WHAT THE EXERCISE ASKS
Copy each line below as it stands, but skip any picture it contains.

GIVEN INFORMATION
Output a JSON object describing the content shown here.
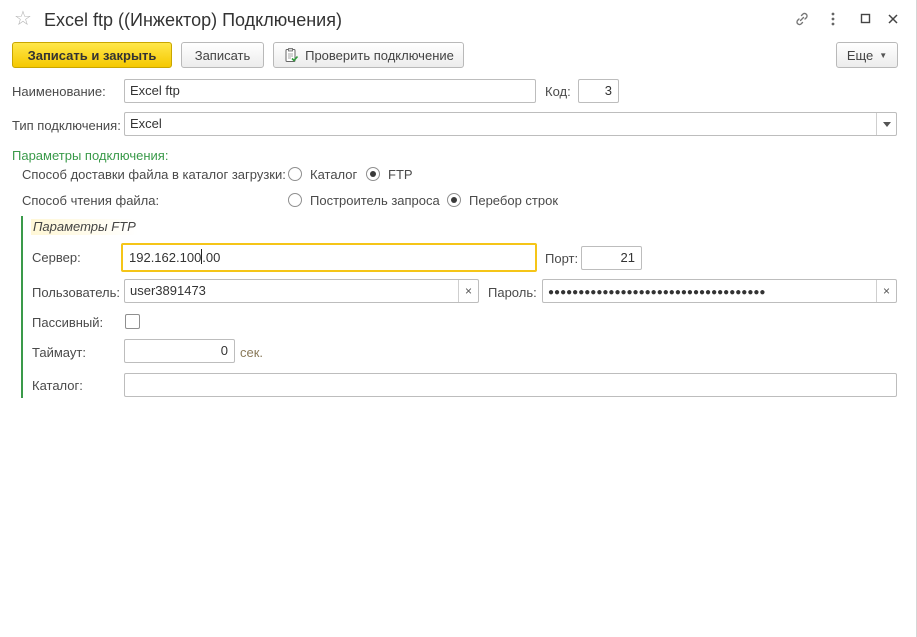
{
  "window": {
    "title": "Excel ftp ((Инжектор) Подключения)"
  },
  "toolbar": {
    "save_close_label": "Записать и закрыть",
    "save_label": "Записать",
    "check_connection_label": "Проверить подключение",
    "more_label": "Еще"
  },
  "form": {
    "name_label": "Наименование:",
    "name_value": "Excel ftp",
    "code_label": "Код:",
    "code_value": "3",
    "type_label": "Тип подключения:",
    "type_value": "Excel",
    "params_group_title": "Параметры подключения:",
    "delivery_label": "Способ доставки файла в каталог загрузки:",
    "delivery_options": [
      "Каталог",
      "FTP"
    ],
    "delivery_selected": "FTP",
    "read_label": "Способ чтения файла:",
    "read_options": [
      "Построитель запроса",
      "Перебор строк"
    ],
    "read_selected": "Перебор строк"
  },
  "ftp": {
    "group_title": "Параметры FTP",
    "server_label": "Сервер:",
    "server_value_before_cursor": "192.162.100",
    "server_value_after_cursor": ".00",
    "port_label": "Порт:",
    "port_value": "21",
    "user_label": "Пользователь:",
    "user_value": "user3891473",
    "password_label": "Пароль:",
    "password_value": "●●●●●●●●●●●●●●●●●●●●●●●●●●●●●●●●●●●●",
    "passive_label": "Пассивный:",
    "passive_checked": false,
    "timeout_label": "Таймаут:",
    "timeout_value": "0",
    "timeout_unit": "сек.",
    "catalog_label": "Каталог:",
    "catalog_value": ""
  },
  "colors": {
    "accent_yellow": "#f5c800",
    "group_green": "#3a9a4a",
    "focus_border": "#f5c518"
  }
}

RESULT
Output a JSON object describing the content shown here.
{
  "window": {
    "title": "Excel ftp ((Инжектор) Подключения)"
  },
  "toolbar": {
    "save_close_label": "Записать и закрыть",
    "save_label": "Записать",
    "check_connection_label": "Проверить подключение",
    "more_label": "Еще"
  },
  "form": {
    "name_label": "Наименование:",
    "name_value": "Excel ftp",
    "code_label": "Код:",
    "code_value": "3",
    "type_label": "Тип подключения:",
    "type_value": "Excel",
    "params_group_title": "Параметры подключения:",
    "delivery_label": "Способ доставки файла в каталог загрузки:",
    "delivery_options": [
      "Каталог",
      "FTP"
    ],
    "delivery_selected": "FTP",
    "read_label": "Способ чтения файла:",
    "read_options": [
      "Построитель запроса",
      "Перебор строк"
    ],
    "read_selected": "Перебор строк"
  },
  "ftp": {
    "group_title": "Параметры FTP",
    "server_label": "Сервер:",
    "server_value_before_cursor": "192.162.100",
    "server_value_after_cursor": ".00",
    "port_label": "Порт:",
    "port_value": "21",
    "user_label": "Пользователь:",
    "user_value": "user3891473",
    "password_label": "Пароль:",
    "password_value": "●●●●●●●●●●●●●●●●●●●●●●●●●●●●●●●●●●●●",
    "passive_label": "Пассивный:",
    "passive_checked": false,
    "timeout_label": "Таймаут:",
    "timeout_value": "0",
    "timeout_unit": "сек.",
    "catalog_label": "Каталог:",
    "catalog_value": ""
  },
  "colors": {
    "accent_yellow": "#f5c800",
    "group_green": "#3a9a4a",
    "focus_border": "#f5c518"
  }
}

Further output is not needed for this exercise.